”All of them? Sure not! It was only a small group who tried to dispose of the sick people. And even if you think those who didn’t do anything were guilty too, the sick surely weren’t!”
”Actually, it’s not about that”, Andromeda says. ”Sure, it confirmed what we already knew, but everyone who comes from earth is dangerous. Well, maybe not everyone, but we can’t really determine who is safe without a proper genetic screening. And I doubt your people would have agreed to that.”
”Genetic screening?” I echo. ”Why would you want to do that? How do our genes make us dangerous?”
”Certain genes are a risk factor for higher aggression”, Andromeda explains patiently. ”The MAOA gene for example. Back when we left earth, people called it the warrior gene because a defect often resulted in aggressive behavior. But it’s not the only gene linked to this.”
I stare at her, eyes widened.
”You killed everyone in there because they might carry certain genes?”
”Yes. We couldn’t risk it. There is always a certain percentage of people who carry the genes, even if they’re asymptomatic. Allowing your people to stay and maybe even procreate with our people would have meant spreading those genes. Our ancestors have been screened for them, to ensure only peaceful individuals would join the mission. Your crew wasn’t.”
”That’s bullshit”, I blurt out. ”Just because someone has a risk factor for being aggressive doesn’t mean they will become aggressive.”
”Sure”, Andromeda replies, ”but our ancestors had studies that showed that up to 50% of factors for aggressive behavior are genetic.”
”That sounds very vague”, I say. ”Also, it leaves out the 50% that aren’t genetic. What’s with those?”
”Nurture over nature or nature over nurture? Yes, there were debates about that. In the end, we decided that eliminating any risk was the safest way.”
”I’m a risk”, I say, my voice devoid of any emotion. ”I’m a wildcard, you don’t know how I will turn out, what genes I carry.”
”True. But it’s easier to look out for one single person than for hundreds of them.”
”That’s disgusting. Just disgusting.” I stand up. Then I remember something. ”Not all spaceships have yet arrived. What will you do if the others reach Mars?” I ask.

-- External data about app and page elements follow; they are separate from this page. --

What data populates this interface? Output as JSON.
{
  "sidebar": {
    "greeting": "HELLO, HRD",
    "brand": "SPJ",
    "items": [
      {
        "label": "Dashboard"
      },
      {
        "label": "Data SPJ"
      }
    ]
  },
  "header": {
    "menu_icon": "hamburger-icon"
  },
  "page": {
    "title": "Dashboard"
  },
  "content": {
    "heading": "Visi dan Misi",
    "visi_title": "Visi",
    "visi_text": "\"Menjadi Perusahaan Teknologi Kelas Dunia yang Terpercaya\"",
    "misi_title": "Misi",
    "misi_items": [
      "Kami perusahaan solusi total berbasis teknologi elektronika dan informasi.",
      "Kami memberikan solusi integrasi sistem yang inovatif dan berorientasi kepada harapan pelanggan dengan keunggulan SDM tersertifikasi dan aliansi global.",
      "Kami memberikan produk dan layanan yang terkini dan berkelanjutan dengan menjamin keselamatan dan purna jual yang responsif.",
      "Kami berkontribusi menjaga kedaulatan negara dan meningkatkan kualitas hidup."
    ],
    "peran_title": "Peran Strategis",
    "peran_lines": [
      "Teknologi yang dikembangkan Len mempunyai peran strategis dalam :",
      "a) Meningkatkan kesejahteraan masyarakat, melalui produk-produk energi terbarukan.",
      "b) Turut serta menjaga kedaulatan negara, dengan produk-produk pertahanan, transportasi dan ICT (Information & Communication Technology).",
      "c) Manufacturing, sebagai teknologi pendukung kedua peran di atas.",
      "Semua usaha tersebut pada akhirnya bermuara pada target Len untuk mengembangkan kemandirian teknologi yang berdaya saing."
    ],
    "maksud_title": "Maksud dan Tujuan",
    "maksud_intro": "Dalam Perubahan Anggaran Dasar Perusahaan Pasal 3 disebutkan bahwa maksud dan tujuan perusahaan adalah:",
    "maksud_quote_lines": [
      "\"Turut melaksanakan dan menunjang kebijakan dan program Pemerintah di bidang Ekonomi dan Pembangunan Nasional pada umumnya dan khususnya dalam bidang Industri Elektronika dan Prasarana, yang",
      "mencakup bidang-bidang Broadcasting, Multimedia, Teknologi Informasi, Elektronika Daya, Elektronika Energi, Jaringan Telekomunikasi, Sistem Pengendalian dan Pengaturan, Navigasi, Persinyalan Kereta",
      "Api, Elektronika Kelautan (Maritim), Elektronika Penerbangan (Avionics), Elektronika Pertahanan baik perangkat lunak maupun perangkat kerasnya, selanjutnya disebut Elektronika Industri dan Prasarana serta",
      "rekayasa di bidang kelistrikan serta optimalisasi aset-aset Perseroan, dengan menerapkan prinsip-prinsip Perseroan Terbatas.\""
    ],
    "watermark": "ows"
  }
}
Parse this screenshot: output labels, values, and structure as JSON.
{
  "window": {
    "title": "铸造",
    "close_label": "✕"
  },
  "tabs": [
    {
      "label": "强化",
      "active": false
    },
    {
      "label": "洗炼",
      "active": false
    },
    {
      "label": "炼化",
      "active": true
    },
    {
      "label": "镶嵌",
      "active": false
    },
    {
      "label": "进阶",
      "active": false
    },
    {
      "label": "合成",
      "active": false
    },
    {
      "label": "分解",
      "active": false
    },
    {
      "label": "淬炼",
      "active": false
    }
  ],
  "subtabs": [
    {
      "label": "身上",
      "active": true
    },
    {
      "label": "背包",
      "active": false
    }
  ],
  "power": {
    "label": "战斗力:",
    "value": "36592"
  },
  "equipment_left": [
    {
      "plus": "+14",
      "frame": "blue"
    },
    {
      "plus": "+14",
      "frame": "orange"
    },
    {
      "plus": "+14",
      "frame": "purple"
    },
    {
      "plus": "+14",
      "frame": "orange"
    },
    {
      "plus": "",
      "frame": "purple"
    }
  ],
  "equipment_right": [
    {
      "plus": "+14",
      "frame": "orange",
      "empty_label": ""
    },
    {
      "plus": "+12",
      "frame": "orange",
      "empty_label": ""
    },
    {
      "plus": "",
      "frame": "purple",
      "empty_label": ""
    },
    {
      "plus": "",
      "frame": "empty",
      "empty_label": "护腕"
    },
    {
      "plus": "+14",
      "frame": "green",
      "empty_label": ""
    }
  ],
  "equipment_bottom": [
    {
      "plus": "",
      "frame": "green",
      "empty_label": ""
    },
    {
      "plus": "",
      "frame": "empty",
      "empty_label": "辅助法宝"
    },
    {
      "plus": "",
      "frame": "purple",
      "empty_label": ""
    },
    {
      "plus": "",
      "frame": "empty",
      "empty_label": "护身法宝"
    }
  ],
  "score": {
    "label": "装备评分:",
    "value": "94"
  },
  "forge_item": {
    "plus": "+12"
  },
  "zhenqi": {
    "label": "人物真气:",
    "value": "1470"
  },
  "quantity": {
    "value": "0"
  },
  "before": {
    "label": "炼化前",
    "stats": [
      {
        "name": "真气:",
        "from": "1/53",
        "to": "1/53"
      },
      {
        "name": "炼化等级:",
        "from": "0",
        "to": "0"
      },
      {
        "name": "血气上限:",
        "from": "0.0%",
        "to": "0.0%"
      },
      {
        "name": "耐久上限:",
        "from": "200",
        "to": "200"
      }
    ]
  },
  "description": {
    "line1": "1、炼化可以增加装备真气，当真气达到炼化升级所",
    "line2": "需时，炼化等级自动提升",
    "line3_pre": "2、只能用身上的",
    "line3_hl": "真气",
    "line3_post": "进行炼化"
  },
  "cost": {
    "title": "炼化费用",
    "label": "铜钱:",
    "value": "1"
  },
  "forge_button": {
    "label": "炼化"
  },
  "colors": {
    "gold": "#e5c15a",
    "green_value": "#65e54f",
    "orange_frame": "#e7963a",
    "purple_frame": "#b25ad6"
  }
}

”They won’t”, Andromeda says. ”After what happened, our technicians created an interference signal which will cause any future spaceship to crash if they come to close to the surface. I’m sorry.”
Without another word, I return to my room.
Got a scientific topic which you want to see as a story? Leave me a comment!
You want to support scientists on Steemit? You are a scientist on Steemit? Join the #steemSTEM channel on steemit.chat and connect with us!
STEM is an acronym for Science, Technology, Engineering and Math